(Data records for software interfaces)
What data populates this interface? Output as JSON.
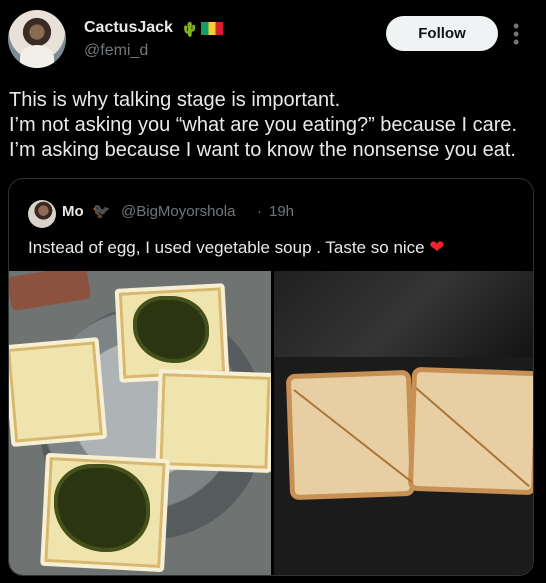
{
  "author": {
    "name": "CactusJack",
    "handle": "@femi_d"
  },
  "follow_label": "Follow",
  "tweet": {
    "lines": [
      "This is why talking stage is important.",
      "I’m not asking you “what are you eating?” because I care.",
      "I’m asking because I want to know the nonsense you eat."
    ]
  },
  "quoted": {
    "name": "Mo",
    "handle": "@BigMoyorshola",
    "separator": "·",
    "time": "19h",
    "text": "Instead of egg, I used vegetable soup . Taste so nice"
  },
  "icons": {
    "author_badge": "cactus-flag-icons",
    "more": "more-options-icon",
    "quoted_badge": "bird-icon",
    "heart": "heart-icon"
  },
  "colors": {
    "background": "#000000",
    "text": "#e7e9ea",
    "muted": "#71767b",
    "follow_button": "#eff3f4",
    "heart": "#f4212e"
  }
}
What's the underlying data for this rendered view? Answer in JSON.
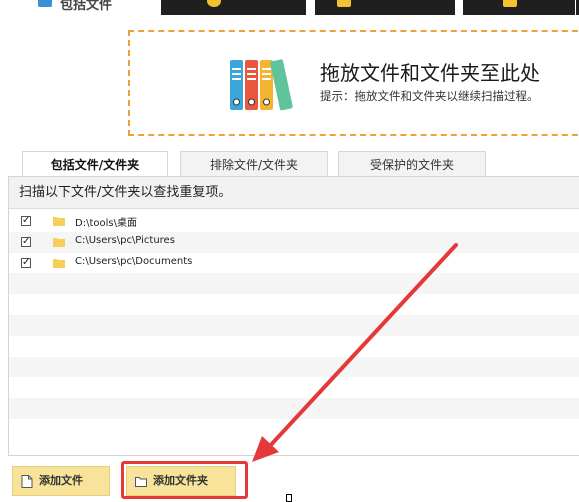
{
  "top_tabs": [
    {
      "label": "包括文件",
      "active": true
    },
    {
      "label": "",
      "active": false
    },
    {
      "label": "",
      "active": false
    },
    {
      "label": "",
      "active": false
    }
  ],
  "dropzone": {
    "title": "拖放文件和文件夹至此处",
    "tip": "提示：拖放文件和文件夹以继续扫描过程。",
    "icon": "binders-icon",
    "border_color": "#f0a03a"
  },
  "tabs": [
    {
      "label": "包括文件/文件夹",
      "active": true
    },
    {
      "label": "排除文件/文件夹",
      "active": false
    },
    {
      "label": "受保护的文件夹",
      "active": false
    }
  ],
  "panel": {
    "header": "扫描以下文件/文件夹以查找重复项。",
    "items": [
      {
        "checked": true,
        "path": "D:\\tools\\桌面"
      },
      {
        "checked": true,
        "path": "C:\\Users\\pc\\Pictures"
      },
      {
        "checked": true,
        "path": "C:\\Users\\pc\\Documents"
      }
    ]
  },
  "buttons": {
    "add_file": "添加文件",
    "add_folder": "添加文件夹"
  },
  "colors": {
    "accent_button": "#f8e39a",
    "highlight": "#e53939",
    "folder": "#f5cf5a"
  }
}
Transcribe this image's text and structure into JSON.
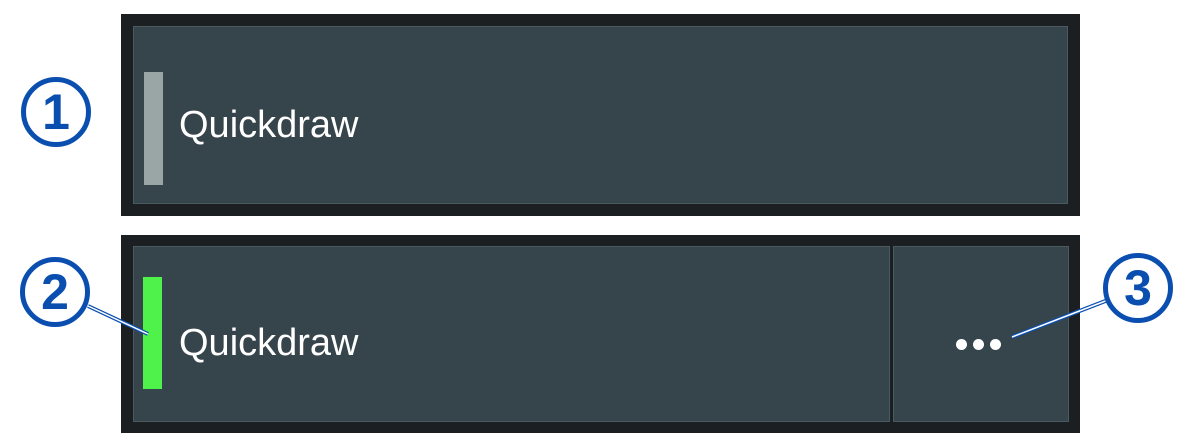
{
  "panels": [
    {
      "label": "Quickdraw",
      "indicator_color": "#9aa5a6",
      "indicator_state": "inactive"
    },
    {
      "label": "Quickdraw",
      "indicator_color": "#4ef24b",
      "indicator_state": "active",
      "more_button_icon": "ellipsis-icon"
    }
  ],
  "callouts": [
    "1",
    "2",
    "3"
  ],
  "colors": {
    "tile_background": "#36444b",
    "frame": "#1c1f21",
    "callout": "#0a4fb0"
  }
}
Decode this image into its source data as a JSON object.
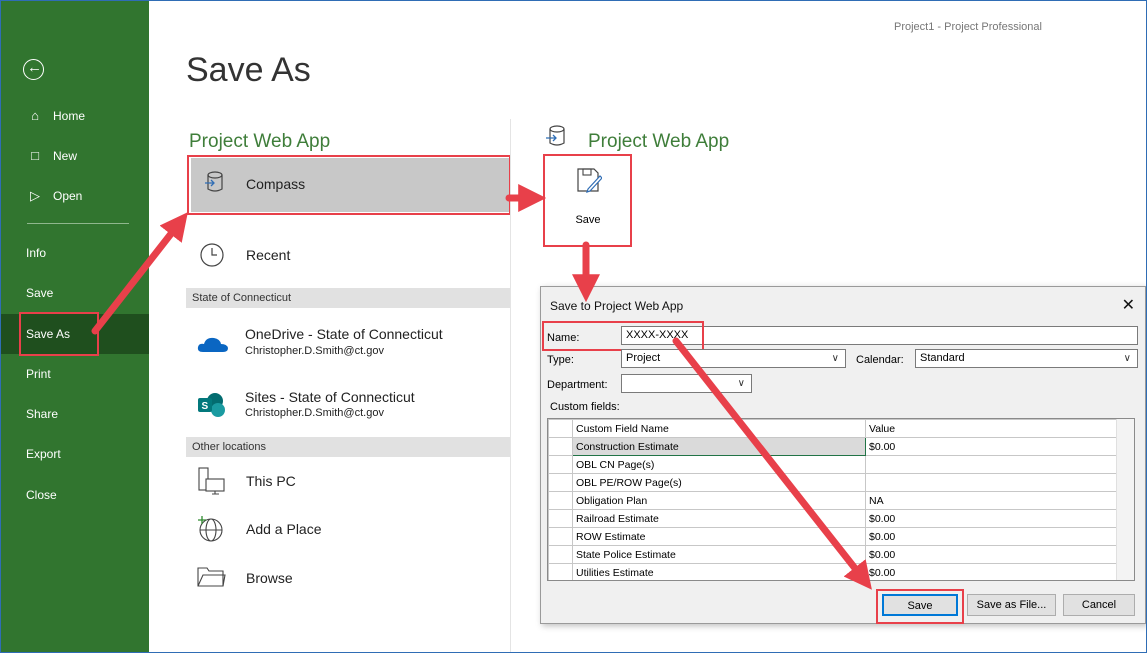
{
  "window": {
    "title": "Project1 - Project Professional"
  },
  "nav": {
    "back_icon": "back-arrow-icon",
    "items": [
      {
        "label": "Home",
        "icon": "home-icon"
      },
      {
        "label": "New",
        "icon": "new-document-icon"
      },
      {
        "label": "Open",
        "icon": "folder-open-icon"
      },
      {
        "label": "Info"
      },
      {
        "label": "Save"
      },
      {
        "label": "Save As",
        "selected": true
      },
      {
        "label": "Print"
      },
      {
        "label": "Share"
      },
      {
        "label": "Export"
      },
      {
        "label": "Close"
      }
    ]
  },
  "page": {
    "title": "Save As",
    "left_section": "Project Web App",
    "compass": "Compass",
    "recent": "Recent",
    "group_state": "State of Connecticut",
    "onedrive_name": "OneDrive - State of Connecticut",
    "onedrive_email": "Christopher.D.Smith@ct.gov",
    "sites_name": "Sites - State of Connecticut",
    "sites_email": "Christopher.D.Smith@ct.gov",
    "group_other": "Other locations",
    "this_pc": "This PC",
    "add_place": "Add a Place",
    "browse": "Browse",
    "right_section": "Project Web App",
    "save_tile": "Save"
  },
  "dialog": {
    "title": "Save to Project Web App",
    "name_label": "Name:",
    "name_value": "XXXX-XXXX",
    "type_label": "Type:",
    "type_value": "Project",
    "calendar_label": "Calendar:",
    "calendar_value": "Standard",
    "department_label": "Department:",
    "department_value": "",
    "custom_fields_label": "Custom fields:",
    "col_name": "Custom Field Name",
    "col_value": "Value",
    "rows": [
      {
        "name": "Construction Estimate",
        "value": "$0.00"
      },
      {
        "name": "OBL CN Page(s)",
        "value": ""
      },
      {
        "name": "OBL PE/ROW Page(s)",
        "value": ""
      },
      {
        "name": "Obligation Plan",
        "value": "NA"
      },
      {
        "name": "Railroad Estimate",
        "value": "$0.00"
      },
      {
        "name": "ROW Estimate",
        "value": "$0.00"
      },
      {
        "name": "State Police Estimate",
        "value": "$0.00"
      },
      {
        "name": "Utilities Estimate",
        "value": "$0.00"
      }
    ],
    "save_button": "Save",
    "save_as_file_button": "Save as File...",
    "cancel_button": "Cancel"
  },
  "colors": {
    "nav": "#31752f",
    "accent_green": "#3f7e3a",
    "callout_red": "#e8404a"
  }
}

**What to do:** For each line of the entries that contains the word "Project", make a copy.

**Answer space:**
    "title": "Project1 - Project Professional"
    "left_section": "Project Web App",
    "right_section": "Project Web App",
    "title": "Save to Project Web App",
    "type_value": "Project",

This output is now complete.